→ Exercise description
The entries need to be copied exactly.
● ● ● ● ● ● ●
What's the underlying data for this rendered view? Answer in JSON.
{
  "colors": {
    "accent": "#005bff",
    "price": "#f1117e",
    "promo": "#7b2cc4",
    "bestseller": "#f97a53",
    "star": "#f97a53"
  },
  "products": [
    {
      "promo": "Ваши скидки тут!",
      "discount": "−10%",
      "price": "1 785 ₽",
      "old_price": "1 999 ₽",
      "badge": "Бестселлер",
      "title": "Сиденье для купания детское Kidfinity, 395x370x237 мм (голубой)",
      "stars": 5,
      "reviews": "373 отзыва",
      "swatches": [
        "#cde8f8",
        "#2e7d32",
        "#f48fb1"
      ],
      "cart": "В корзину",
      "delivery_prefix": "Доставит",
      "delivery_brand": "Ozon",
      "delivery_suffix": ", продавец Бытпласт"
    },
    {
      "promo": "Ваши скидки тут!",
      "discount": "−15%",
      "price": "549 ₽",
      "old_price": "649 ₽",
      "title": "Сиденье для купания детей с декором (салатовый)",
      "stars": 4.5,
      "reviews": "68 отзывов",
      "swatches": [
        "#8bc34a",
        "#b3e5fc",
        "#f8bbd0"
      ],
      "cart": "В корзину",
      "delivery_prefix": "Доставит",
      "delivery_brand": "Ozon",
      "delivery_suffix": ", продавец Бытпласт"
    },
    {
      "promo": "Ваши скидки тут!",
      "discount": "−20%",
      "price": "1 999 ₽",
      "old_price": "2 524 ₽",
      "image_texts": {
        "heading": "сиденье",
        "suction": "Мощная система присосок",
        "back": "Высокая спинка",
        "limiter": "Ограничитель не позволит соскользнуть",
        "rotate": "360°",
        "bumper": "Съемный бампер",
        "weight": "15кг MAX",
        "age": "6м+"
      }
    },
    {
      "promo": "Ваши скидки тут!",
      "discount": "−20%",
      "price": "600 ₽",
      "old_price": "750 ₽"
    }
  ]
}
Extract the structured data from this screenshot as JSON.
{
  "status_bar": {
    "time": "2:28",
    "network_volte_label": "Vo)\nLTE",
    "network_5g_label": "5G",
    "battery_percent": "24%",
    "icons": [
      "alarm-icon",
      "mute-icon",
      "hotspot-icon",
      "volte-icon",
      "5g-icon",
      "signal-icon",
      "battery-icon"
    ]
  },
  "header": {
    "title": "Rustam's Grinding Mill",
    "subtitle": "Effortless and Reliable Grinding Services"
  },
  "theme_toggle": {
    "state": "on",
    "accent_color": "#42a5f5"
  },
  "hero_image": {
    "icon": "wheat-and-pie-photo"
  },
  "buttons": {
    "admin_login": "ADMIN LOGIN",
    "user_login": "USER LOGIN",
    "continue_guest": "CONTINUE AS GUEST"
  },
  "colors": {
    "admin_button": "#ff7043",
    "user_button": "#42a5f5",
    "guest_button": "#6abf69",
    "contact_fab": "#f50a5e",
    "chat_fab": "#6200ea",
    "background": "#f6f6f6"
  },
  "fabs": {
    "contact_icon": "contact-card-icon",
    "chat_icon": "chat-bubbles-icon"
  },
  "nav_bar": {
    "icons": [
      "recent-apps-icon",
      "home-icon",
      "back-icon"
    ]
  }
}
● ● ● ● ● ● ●
→ Result of the task
What's the underlying data for this rendered view? Answer in JSON.
{
  "colors": {
    "accent": "#005bff",
    "price": "#f1117e",
    "promo": "#7b2cc4",
    "bestseller": "#f97a53",
    "star": "#f97a53"
  },
  "products": [
    {
      "promo": "Ваши скидки тут!",
      "discount": "−10%",
      "price": "1 785 ₽",
      "old_price": "1 999 ₽",
      "badge": "Бестселлер",
      "title": "Сиденье для купания детское Kidfinity, 395x370x237 мм (голубой)",
      "stars": 5,
      "reviews": "373 отзыва",
      "swatches": [
        "#cde8f8",
        "#2e7d32",
        "#f48fb1"
      ],
      "cart": "В корзину",
      "delivery_prefix": "Доставит",
      "delivery_brand": "Ozon",
      "delivery_suffix": ", продавец Бытпласт"
    },
    {
      "promo": "Ваши скидки тут!",
      "discount": "−15%",
      "price": "549 ₽",
      "old_price": "649 ₽",
      "title": "Сиденье для купания детей с декором (салатовый)",
      "stars": 4.5,
      "reviews": "68 отзывов",
      "swatches": [
        "#8bc34a",
        "#b3e5fc",
        "#f8bbd0"
      ],
      "cart": "В корзину",
      "delivery_prefix": "Доставит",
      "delivery_brand": "Ozon",
      "delivery_suffix": ", продавец Бытпласт"
    },
    {
      "promo": "Ваши скидки тут!",
      "discount": "−20%",
      "price": "1 999 ₽",
      "old_price": "2 524 ₽",
      "image_texts": {
        "heading": "сиденье",
        "suction": "Мощная система присосок",
        "back": "Высокая спинка",
        "limiter": "Ограничитель не позволит соскользнуть",
        "rotate": "360°",
        "bumper": "Съемный бампер",
        "weight": "15кг MAX",
        "age": "6м+"
      }
    },
    {
      "promo": "Ваши скидки тут!",
      "discount": "−20%",
      "price": "600 ₽",
      "old_price": "750 ₽"
    }
  ]
}
Extract the structured data from this screenshot as JSON.
{
  "status_bar": {
    "time": "2:28",
    "network_volte_label": "Vo)\nLTE",
    "network_5g_label": "5G",
    "battery_percent": "24%",
    "icons": [
      "alarm-icon",
      "mute-icon",
      "hotspot-icon",
      "volte-icon",
      "5g-icon",
      "signal-icon",
      "battery-icon"
    ]
  },
  "header": {
    "title": "Rustam's Grinding Mill",
    "subtitle": "Effortless and Reliable Grinding Services"
  },
  "theme_toggle": {
    "state": "on",
    "accent_color": "#42a5f5"
  },
  "hero_image": {
    "icon": "wheat-and-pie-photo"
  },
  "buttons": {
    "admin_login": "ADMIN LOGIN",
    "user_login": "USER LOGIN",
    "continue_guest": "CONTINUE AS GUEST"
  },
  "colors": {
    "admin_button": "#ff7043",
    "user_button": "#42a5f5",
    "guest_button": "#6abf69",
    "contact_fab": "#f50a5e",
    "chat_fab": "#6200ea",
    "background": "#f6f6f6"
  },
  "fabs": {
    "contact_icon": "contact-card-icon",
    "chat_icon": "chat-bubbles-icon"
  },
  "nav_bar": {
    "icons": [
      "recent-apps-icon",
      "home-icon",
      "back-icon"
    ]
  }
}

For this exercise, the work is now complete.